A superb piece of classical Hollywood craftsmanship, William A. Wellman’s A Star is Born represents one of the sturdiest movie biz entertainments out there. Remade into the sublime George Cukor-directed, Judy Garland-starring musical in 1954 and the somewhat less-regarded Barbra Streisand vehicle two decades later, A Star is Born is on the remake radar yet again, with the proposed Clint Eastwood/Beyoncé pairing hardly sounding promising. Beyond strict remakes, some of the DNA of A Star is Born is present in nearly every film about Hollywood, and though Wellman’s film was hardly the originator, it’s a pretty perfect encapsulation of the wish fulfillment/heartbreak engine that drives films about show business dreams.
The delicate, enchanting Janet Gaynor stars as Esther Blodgett, a farm girl in North Dakota obsessed with the movies. Enabled by a gift from her grandmother (May Robson) to try her luck in Hollywood, she sets out to become a famous actress. But upon arriving she finds that even work as an extra is hard to come by, and her chances of making it on the big screen are essentially nonexistent.
Discouraged, she strikes up a friendship with similarly unemployed assistant director Danny McGuire (Andy Devine), whose few industry connections help land Esther her first gig — as a waitress at a wrap party. But an encounter with a charmed Norman Maine (Fredric March), one of Esther’s screen idols, sets her on the path to stardom. A simple camera test and a one-line part soon give way to a starring role opposite Maine, and Esther — rebranded as Vicki Lester, a wholesome girl next door type — becomes a star nearly overnight. But the euphoria of silver screen success is fleeting.
One of the greatest strengths of A Star is Born is it doesn’t play strictly as a cautionary tale. While Esther undergoes a significant, mythologizing makeover to be considered an adequate celebrity, she isn’t obviously fundamentally changed. Rather, the opposite side of her success is played out by Norman, whose career is crumbling thanks to changing tastes and his never-quite-conquered alcoholism.
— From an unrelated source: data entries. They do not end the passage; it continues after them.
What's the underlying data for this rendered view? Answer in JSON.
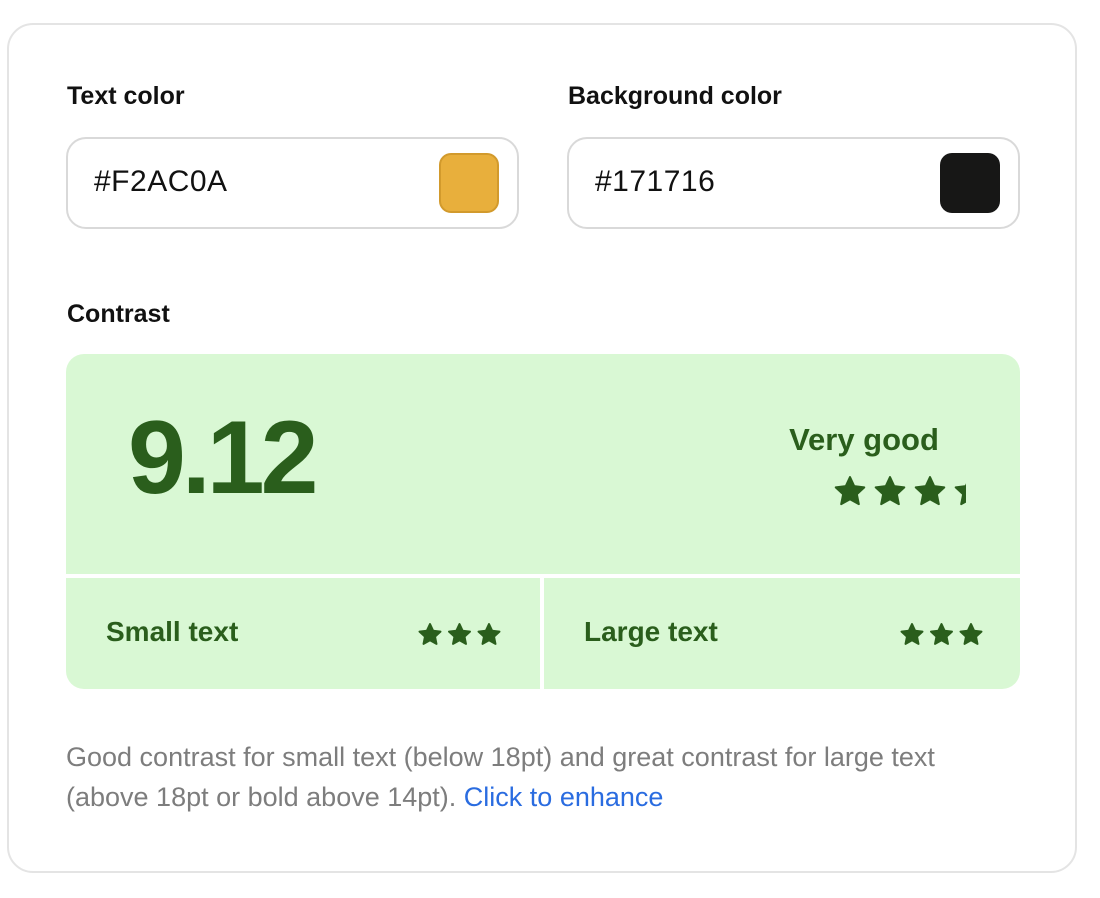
{
  "text_color": {
    "label": "Text color",
    "value": "#F2AC0A",
    "swatch_color": "#E8AF3C"
  },
  "background_color": {
    "label": "Background color",
    "value": "#171716",
    "swatch_color": "#171716"
  },
  "contrast": {
    "label": "Contrast",
    "ratio": "9.12",
    "rating_label": "Very good",
    "rating_stars": 4,
    "rating_max": 5
  },
  "small_text": {
    "label": "Small text",
    "stars": 3
  },
  "large_text": {
    "label": "Large text",
    "stars": 3
  },
  "description": {
    "text": "Good contrast for small text (below 18pt) and great contrast for large text (above 18pt or bold above 14pt).",
    "link_text": "Click to enhance"
  },
  "colors": {
    "panel_bg": "#D9F8D4",
    "accent_green": "#2A5E1C",
    "star_empty": "#A6CE9C",
    "link": "#2A6CE0"
  },
  "icons": {
    "star": "star-icon",
    "star_empty": "star-empty-icon"
  }
}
As a romance between Esther and Norman blossoms, his stardom evaporates while her popularity soars through the roof.